* YOUR GOAL: The listing that follows should be duplicated character for character.

** Opening RECORDS FOR PROCESSING block **

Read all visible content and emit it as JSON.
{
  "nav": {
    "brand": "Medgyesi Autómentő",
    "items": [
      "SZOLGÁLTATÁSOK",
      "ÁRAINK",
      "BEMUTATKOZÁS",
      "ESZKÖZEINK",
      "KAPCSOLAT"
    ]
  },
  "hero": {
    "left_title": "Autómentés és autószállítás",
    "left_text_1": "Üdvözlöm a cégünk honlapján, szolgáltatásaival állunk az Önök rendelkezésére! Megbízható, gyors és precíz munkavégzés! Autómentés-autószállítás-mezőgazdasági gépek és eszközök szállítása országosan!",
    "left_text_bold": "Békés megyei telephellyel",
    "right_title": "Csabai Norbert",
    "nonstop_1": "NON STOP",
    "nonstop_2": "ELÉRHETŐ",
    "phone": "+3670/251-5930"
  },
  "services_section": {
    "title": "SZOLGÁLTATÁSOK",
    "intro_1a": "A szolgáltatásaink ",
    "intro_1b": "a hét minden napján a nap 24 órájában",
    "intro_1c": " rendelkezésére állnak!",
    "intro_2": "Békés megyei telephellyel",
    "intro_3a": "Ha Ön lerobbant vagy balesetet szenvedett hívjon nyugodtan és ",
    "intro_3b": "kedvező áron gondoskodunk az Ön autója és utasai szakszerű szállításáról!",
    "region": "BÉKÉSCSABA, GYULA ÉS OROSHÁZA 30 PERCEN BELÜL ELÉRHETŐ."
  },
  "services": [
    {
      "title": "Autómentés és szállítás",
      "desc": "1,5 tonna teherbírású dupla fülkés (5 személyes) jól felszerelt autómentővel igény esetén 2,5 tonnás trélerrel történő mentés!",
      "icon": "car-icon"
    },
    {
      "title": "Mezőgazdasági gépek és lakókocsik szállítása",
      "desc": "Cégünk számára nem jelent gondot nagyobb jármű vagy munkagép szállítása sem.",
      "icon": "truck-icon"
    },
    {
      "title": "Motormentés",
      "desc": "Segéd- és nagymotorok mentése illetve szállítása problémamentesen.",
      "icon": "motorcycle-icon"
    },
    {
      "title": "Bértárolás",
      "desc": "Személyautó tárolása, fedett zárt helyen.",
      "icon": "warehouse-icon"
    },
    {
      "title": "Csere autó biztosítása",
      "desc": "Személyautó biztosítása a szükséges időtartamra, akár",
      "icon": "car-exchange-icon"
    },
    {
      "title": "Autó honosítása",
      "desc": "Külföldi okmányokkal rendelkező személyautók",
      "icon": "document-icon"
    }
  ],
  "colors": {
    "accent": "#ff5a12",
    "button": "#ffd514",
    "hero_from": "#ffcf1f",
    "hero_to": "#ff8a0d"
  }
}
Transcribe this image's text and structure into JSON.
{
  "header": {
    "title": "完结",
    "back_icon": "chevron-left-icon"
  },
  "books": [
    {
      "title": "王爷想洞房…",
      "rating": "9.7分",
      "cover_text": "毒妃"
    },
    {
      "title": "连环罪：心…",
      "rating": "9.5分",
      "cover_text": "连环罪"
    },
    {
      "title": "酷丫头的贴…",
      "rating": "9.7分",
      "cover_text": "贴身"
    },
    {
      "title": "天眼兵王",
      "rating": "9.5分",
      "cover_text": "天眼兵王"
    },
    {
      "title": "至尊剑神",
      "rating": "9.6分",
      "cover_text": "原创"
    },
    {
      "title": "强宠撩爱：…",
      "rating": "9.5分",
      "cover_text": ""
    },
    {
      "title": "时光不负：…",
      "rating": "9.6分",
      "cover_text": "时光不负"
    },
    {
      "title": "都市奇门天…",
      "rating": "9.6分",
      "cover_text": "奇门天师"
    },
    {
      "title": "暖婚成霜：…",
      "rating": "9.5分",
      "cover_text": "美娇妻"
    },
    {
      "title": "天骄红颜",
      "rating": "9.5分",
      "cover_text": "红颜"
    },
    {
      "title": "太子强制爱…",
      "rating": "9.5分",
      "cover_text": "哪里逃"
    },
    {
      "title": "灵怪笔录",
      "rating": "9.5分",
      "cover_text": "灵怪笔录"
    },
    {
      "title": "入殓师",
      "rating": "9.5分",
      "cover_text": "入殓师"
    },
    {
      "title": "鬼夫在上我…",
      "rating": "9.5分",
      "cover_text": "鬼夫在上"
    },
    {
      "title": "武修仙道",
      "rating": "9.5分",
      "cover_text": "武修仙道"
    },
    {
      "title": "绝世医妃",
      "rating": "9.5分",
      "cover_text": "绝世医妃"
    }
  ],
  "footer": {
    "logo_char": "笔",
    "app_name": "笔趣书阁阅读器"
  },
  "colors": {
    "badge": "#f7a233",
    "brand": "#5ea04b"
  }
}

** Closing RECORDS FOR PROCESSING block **

* RESULT FOR THIS EXERCISE:
Read all visible content and emit it as JSON.
{
  "nav": {
    "brand": "Medgyesi Autómentő",
    "items": [
      "SZOLGÁLTATÁSOK",
      "ÁRAINK",
      "BEMUTATKOZÁS",
      "ESZKÖZEINK",
      "KAPCSOLAT"
    ]
  },
  "hero": {
    "left_title": "Autómentés és autószállítás",
    "left_text_1": "Üdvözlöm a cégünk honlapján, szolgáltatásaival állunk az Önök rendelkezésére! Megbízható, gyors és precíz munkavégzés! Autómentés-autószállítás-mezőgazdasági gépek és eszközök szállítása országosan!",
    "left_text_bold": "Békés megyei telephellyel",
    "right_title": "Csabai Norbert",
    "nonstop_1": "NON STOP",
    "nonstop_2": "ELÉRHETŐ",
    "phone": "+3670/251-5930"
  },
  "services_section": {
    "title": "SZOLGÁLTATÁSOK",
    "intro_1a": "A szolgáltatásaink ",
    "intro_1b": "a hét minden napján a nap 24 órájában",
    "intro_1c": " rendelkezésére állnak!",
    "intro_2": "Békés megyei telephellyel",
    "intro_3a": "Ha Ön lerobbant vagy balesetet szenvedett hívjon nyugodtan és ",
    "intro_3b": "kedvező áron gondoskodunk az Ön autója és utasai szakszerű szállításáról!",
    "region": "BÉKÉSCSABA, GYULA ÉS OROSHÁZA 30 PERCEN BELÜL ELÉRHETŐ."
  },
  "services": [
    {
      "title": "Autómentés és szállítás",
      "desc": "1,5 tonna teherbírású dupla fülkés (5 személyes) jól felszerelt autómentővel igény esetén 2,5 tonnás trélerrel történő mentés!",
      "icon": "car-icon"
    },
    {
      "title": "Mezőgazdasági gépek és lakókocsik szállítása",
      "desc": "Cégünk számára nem jelent gondot nagyobb jármű vagy munkagép szállítása sem.",
      "icon": "truck-icon"
    },
    {
      "title": "Motormentés",
      "desc": "Segéd- és nagymotorok mentése illetve szállítása problémamentesen.",
      "icon": "motorcycle-icon"
    },
    {
      "title": "Bértárolás",
      "desc": "Személyautó tárolása, fedett zárt helyen.",
      "icon": "warehouse-icon"
    },
    {
      "title": "Csere autó biztosítása",
      "desc": "Személyautó biztosítása a szükséges időtartamra, akár",
      "icon": "car-exchange-icon"
    },
    {
      "title": "Autó honosítása",
      "desc": "Külföldi okmányokkal rendelkező személyautók",
      "icon": "document-icon"
    }
  ],
  "colors": {
    "accent": "#ff5a12",
    "button": "#ffd514",
    "hero_from": "#ffcf1f",
    "hero_to": "#ff8a0d"
  }
}
Transcribe this image's text and structure into JSON.
{
  "header": {
    "title": "完结",
    "back_icon": "chevron-left-icon"
  },
  "books": [
    {
      "title": "王爷想洞房…",
      "rating": "9.7分",
      "cover_text": "毒妃"
    },
    {
      "title": "连环罪：心…",
      "rating": "9.5分",
      "cover_text": "连环罪"
    },
    {
      "title": "酷丫头的贴…",
      "rating": "9.7分",
      "cover_text": "贴身"
    },
    {
      "title": "天眼兵王",
      "rating": "9.5分",
      "cover_text": "天眼兵王"
    },
    {
      "title": "至尊剑神",
      "rating": "9.6分",
      "cover_text": "原创"
    },
    {
      "title": "强宠撩爱：…",
      "rating": "9.5分",
      "cover_text": ""
    },
    {
      "title": "时光不负：…",
      "rating": "9.6分",
      "cover_text": "时光不负"
    },
    {
      "title": "都市奇门天…",
      "rating": "9.6分",
      "cover_text": "奇门天师"
    },
    {
      "title": "暖婚成霜：…",
      "rating": "9.5分",
      "cover_text": "美娇妻"
    },
    {
      "title": "天骄红颜",
      "rating": "9.5分",
      "cover_text": "红颜"
    },
    {
      "title": "太子强制爱…",
      "rating": "9.5分",
      "cover_text": "哪里逃"
    },
    {
      "title": "灵怪笔录",
      "rating": "9.5分",
      "cover_text": "灵怪笔录"
    },
    {
      "title": "入殓师",
      "rating": "9.5分",
      "cover_text": "入殓师"
    },
    {
      "title": "鬼夫在上我…",
      "rating": "9.5分",
      "cover_text": "鬼夫在上"
    },
    {
      "title": "武修仙道",
      "rating": "9.5分",
      "cover_text": "武修仙道"
    },
    {
      "title": "绝世医妃",
      "rating": "9.5分",
      "cover_text": "绝世医妃"
    }
  ],
  "footer": {
    "logo_char": "笔",
    "app_name": "笔趣书阁阅读器"
  },
  "colors": {
    "badge": "#f7a233",
    "brand": "#5ea04b"
  }
}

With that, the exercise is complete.